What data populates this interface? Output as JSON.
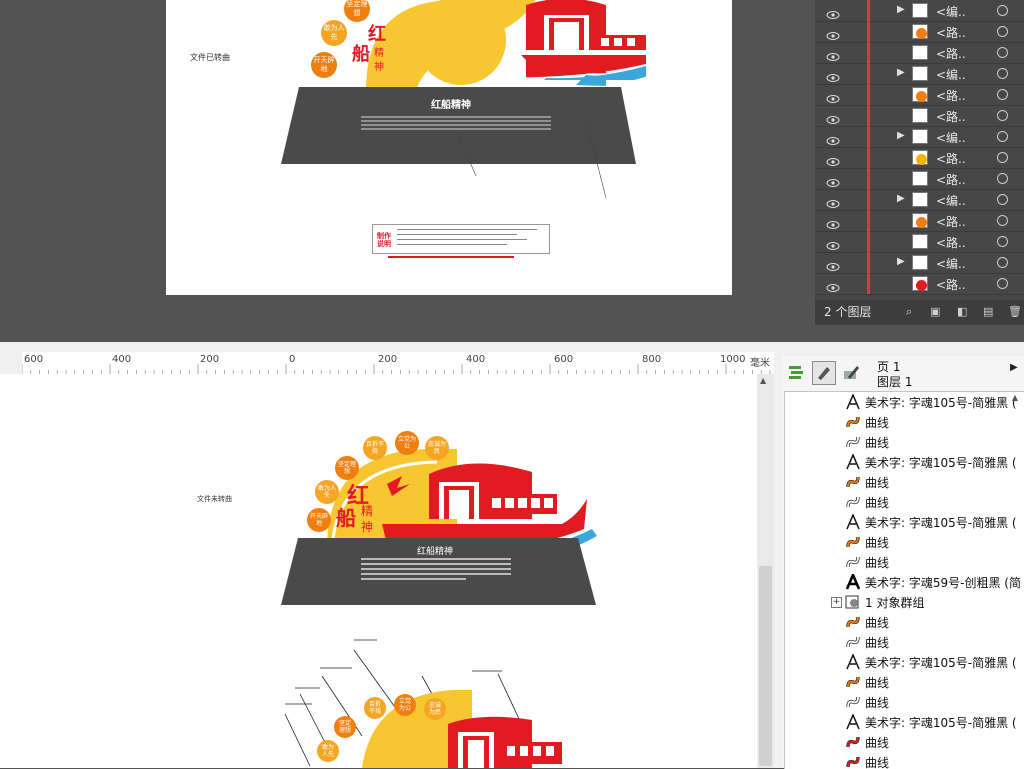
{
  "top_artboard": {
    "file_note": "文件已转曲",
    "panel_title": "红船精神",
    "labels": {
      "top1": "坚定理想",
      "left1": "敢为人先",
      "left2": "开天辟地",
      "brand1": "红",
      "brand2": "船",
      "brand3": "精",
      "brand4": "神"
    },
    "note_box_title": "制作说明"
  },
  "layers_panel": {
    "count_label": "2 个图层",
    "rows": [
      {
        "name": "<编..",
        "thumb_dot": "",
        "expand": true
      },
      {
        "name": "<路..",
        "thumb_dot": "#f07f12",
        "expand": false
      },
      {
        "name": "<路..",
        "thumb_dot": "",
        "expand": false
      },
      {
        "name": "<编..",
        "thumb_dot": "",
        "expand": true
      },
      {
        "name": "<路..",
        "thumb_dot": "#f07f12",
        "expand": false
      },
      {
        "name": "<路..",
        "thumb_dot": "",
        "expand": false
      },
      {
        "name": "<编..",
        "thumb_dot": "",
        "expand": true
      },
      {
        "name": "<路..",
        "thumb_dot": "#f4b400",
        "expand": false
      },
      {
        "name": "<路..",
        "thumb_dot": "",
        "expand": false
      },
      {
        "name": "<编..",
        "thumb_dot": "",
        "expand": true
      },
      {
        "name": "<路..",
        "thumb_dot": "#f07f12",
        "expand": false
      },
      {
        "name": "<路..",
        "thumb_dot": "",
        "expand": false
      },
      {
        "name": "<编..",
        "thumb_dot": "",
        "expand": true
      },
      {
        "name": "<路..",
        "thumb_dot": "#e21a22",
        "expand": false
      }
    ]
  },
  "ruler": {
    "ticks": [
      "600",
      "400",
      "200",
      "0",
      "200",
      "400",
      "600",
      "800",
      "1000"
    ],
    "unit": "毫米"
  },
  "object_panel": {
    "page": "页 1",
    "layer": "图层 1",
    "items": [
      {
        "text": "美术字: 字魂105号-简雅黑 (",
        "icon": "text"
      },
      {
        "text": "曲线",
        "icon": "curve-orange"
      },
      {
        "text": "曲线",
        "icon": "curve-white"
      },
      {
        "text": "美术字: 字魂105号-简雅黑 (",
        "icon": "text"
      },
      {
        "text": "曲线",
        "icon": "curve-orange"
      },
      {
        "text": "曲线",
        "icon": "curve-white"
      },
      {
        "text": "美术字: 字魂105号-简雅黑 (",
        "icon": "text"
      },
      {
        "text": "曲线",
        "icon": "curve-orange"
      },
      {
        "text": "曲线",
        "icon": "curve-white"
      },
      {
        "text": "美术字: 字魂59号-创粗黑 (简",
        "icon": "text-bold"
      },
      {
        "text": "1 对象群组",
        "icon": "group"
      },
      {
        "text": "曲线",
        "icon": "curve-orange"
      },
      {
        "text": "曲线",
        "icon": "curve-white"
      },
      {
        "text": "美术字: 字魂105号-简雅黑 (",
        "icon": "text"
      },
      {
        "text": "曲线",
        "icon": "curve-orange"
      },
      {
        "text": "曲线",
        "icon": "curve-white"
      },
      {
        "text": "美术字: 字魂105号-简雅黑 (",
        "icon": "text"
      },
      {
        "text": "曲线",
        "icon": "curve-red"
      },
      {
        "text": "曲线",
        "icon": "curve-red"
      }
    ]
  },
  "doc_canvas": {
    "file_note": "文件未转曲",
    "panel_title": "红船精神",
    "circles": [
      {
        "label": "开天辟地",
        "color": "#f07f12"
      },
      {
        "label": "敢为人先",
        "color": "#f4a623"
      },
      {
        "label": "坚定理想",
        "color": "#f07f12"
      },
      {
        "label": "百折不挠",
        "color": "#f4a623"
      },
      {
        "label": "立党为公",
        "color": "#f07f12"
      },
      {
        "label": "忠诚为民",
        "color": "#f4a623"
      }
    ],
    "brand": [
      "红",
      "船",
      "精",
      "神"
    ]
  },
  "colors": {
    "red": "#e21a22",
    "orange": "#f07f12",
    "yellow": "#f8c630",
    "dark_panel": "#4a4a4a",
    "blue_wave": "#3aa6dc"
  }
}
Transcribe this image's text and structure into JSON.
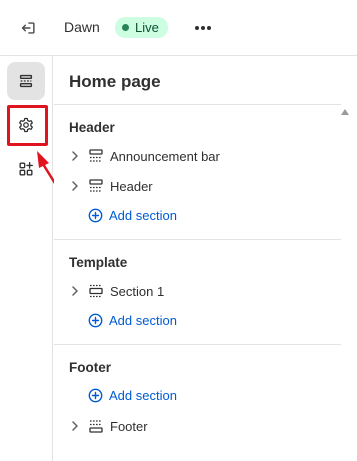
{
  "topbar": {
    "theme_name": "Dawn",
    "status_badge": "Live",
    "more_glyph": "•••"
  },
  "rail": {
    "items": [
      {
        "icon": "sections-icon",
        "active": true
      },
      {
        "icon": "theme-settings-gear-icon",
        "active": false,
        "highlighted": true
      },
      {
        "icon": "app-embeds-icon",
        "active": false
      }
    ]
  },
  "panel": {
    "title": "Home page",
    "groups": [
      {
        "title": "Header",
        "sections": [
          "Announcement bar",
          "Header"
        ],
        "add_label": "Add section"
      },
      {
        "title": "Template",
        "sections": [
          "Section 1"
        ],
        "add_label": "Add section"
      },
      {
        "title": "Footer",
        "add_label": "Add section",
        "sections": [
          "Footer"
        ]
      }
    ]
  },
  "colors": {
    "accent_link": "#005bd3",
    "live_badge_bg": "#cdfee1",
    "live_dot": "#29845a",
    "annotation_red": "#e0141e",
    "active_rail_bg": "#e3e3e3"
  }
}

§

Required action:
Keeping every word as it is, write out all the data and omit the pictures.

Response to this exercise:
What data populates this interface? Output as JSON.
{
  "top_artboard": {
    "file_note": "文件已转曲",
    "panel_title": "红船精神",
    "labels": {
      "top1": "坚定理想",
      "left1": "敢为人先",
      "left2": "开天辟地",
      "brand1": "红",
      "brand2": "船",
      "brand3": "精",
      "brand4": "神"
    },
    "note_box_title": "制作说明"
  },
  "layers_panel": {
    "count_label": "2 个图层",
    "rows": [
      {
        "name": "<编..",
        "thumb_dot": "",
        "expand": true
      },
      {
        "name": "<路..",
        "thumb_dot": "#f07f12",
        "expand": false
      },
      {
        "name": "<路..",
        "thumb_dot": "",
        "expand": false
      },
      {
        "name": "<编..",
        "thumb_dot": "",
        "expand": true
      },
      {
        "name": "<路..",
        "thumb_dot": "#f07f12",
        "expand": false
      },
      {
        "name": "<路..",
        "thumb_dot": "",
        "expand": false
      },
      {
        "name": "<编..",
        "thumb_dot": "",
        "expand": true
      },
      {
        "name": "<路..",
        "thumb_dot": "#f4b400",
        "expand": false
      },
      {
        "name": "<路..",
        "thumb_dot": "",
        "expand": false
      },
      {
        "name": "<编..",
        "thumb_dot": "",
        "expand": true
      },
      {
        "name": "<路..",
        "thumb_dot": "#f07f12",
        "expand": false
      },
      {
        "name": "<路..",
        "thumb_dot": "",
        "expand": false
      },
      {
        "name": "<编..",
        "thumb_dot": "",
        "expand": true
      },
      {
        "name": "<路..",
        "thumb_dot": "#e21a22",
        "expand": false
      }
    ]
  },
  "ruler": {
    "ticks": [
      "600",
      "400",
      "200",
      "0",
      "200",
      "400",
      "600",
      "800",
      "1000"
    ],
    "unit": "毫米"
  },
  "object_panel": {
    "page": "页 1",
    "layer": "图层 1",
    "items": [
      {
        "text": "美术字: 字魂105号-简雅黑 (",
        "icon": "text"
      },
      {
        "text": "曲线",
        "icon": "curve-orange"
      },
      {
        "text": "曲线",
        "icon": "curve-white"
      },
      {
        "text": "美术字: 字魂105号-简雅黑 (",
        "icon": "text"
      },
      {
        "text": "曲线",
        "icon": "curve-orange"
      },
      {
        "text": "曲线",
        "icon": "curve-white"
      },
      {
        "text": "美术字: 字魂105号-简雅黑 (",
        "icon": "text"
      },
      {
        "text": "曲线",
        "icon": "curve-orange"
      },
      {
        "text": "曲线",
        "icon": "curve-white"
      },
      {
        "text": "美术字: 字魂59号-创粗黑 (简",
        "icon": "text-bold"
      },
      {
        "text": "1 对象群组",
        "icon": "group"
      },
      {
        "text": "曲线",
        "icon": "curve-orange"
      },
      {
        "text": "曲线",
        "icon": "curve-white"
      },
      {
        "text": "美术字: 字魂105号-简雅黑 (",
        "icon": "text"
      },
      {
        "text": "曲线",
        "icon": "curve-orange"
      },
      {
        "text": "曲线",
        "icon": "curve-white"
      },
      {
        "text": "美术字: 字魂105号-简雅黑 (",
        "icon": "text"
      },
      {
        "text": "曲线",
        "icon": "curve-red"
      },
      {
        "text": "曲线",
        "icon": "curve-red"
      }
    ]
  },
  "doc_canvas": {
    "file_note": "文件未转曲",
    "panel_title": "红船精神",
    "circles": [
      {
        "label": "开天辟地",
        "color": "#f07f12"
      },
      {
        "label": "敢为人先",
        "color": "#f4a623"
      },
      {
        "label": "坚定理想",
        "color": "#f07f12"
      },
      {
        "label": "百折不挠",
        "color": "#f4a623"
      },
      {
        "label": "立党为公",
        "color": "#f07f12"
      },
      {
        "label": "忠诚为民",
        "color": "#f4a623"
      }
    ],
    "brand": [
      "红",
      "船",
      "精",
      "神"
    ]
  },
  "colors": {
    "red": "#e21a22",
    "orange": "#f07f12",
    "yellow": "#f8c630",
    "dark_panel": "#4a4a4a",
    "blue_wave": "#3aa6dc"
  }
}
Transcribe this image's text and structure into JSON.
{
  "topbar": {
    "theme_name": "Dawn",
    "status_badge": "Live",
    "more_glyph": "•••"
  },
  "rail": {
    "items": [
      {
        "icon": "sections-icon",
        "active": true
      },
      {
        "icon": "theme-settings-gear-icon",
        "active": false,
        "highlighted": true
      },
      {
        "icon": "app-embeds-icon",
        "active": false
      }
    ]
  },
  "panel": {
    "title": "Home page",
    "groups": [
      {
        "title": "Header",
        "sections": [
          "Announcement bar",
          "Header"
        ],
        "add_label": "Add section"
      },
      {
        "title": "Template",
        "sections": [
          "Section 1"
        ],
        "add_label": "Add section"
      },
      {
        "title": "Footer",
        "add_label": "Add section",
        "sections": [
          "Footer"
        ]
      }
    ]
  },
  "colors": {
    "accent_link": "#005bd3",
    "live_badge_bg": "#cdfee1",
    "live_dot": "#29845a",
    "annotation_red": "#e0141e",
    "active_rail_bg": "#e3e3e3"
  }
}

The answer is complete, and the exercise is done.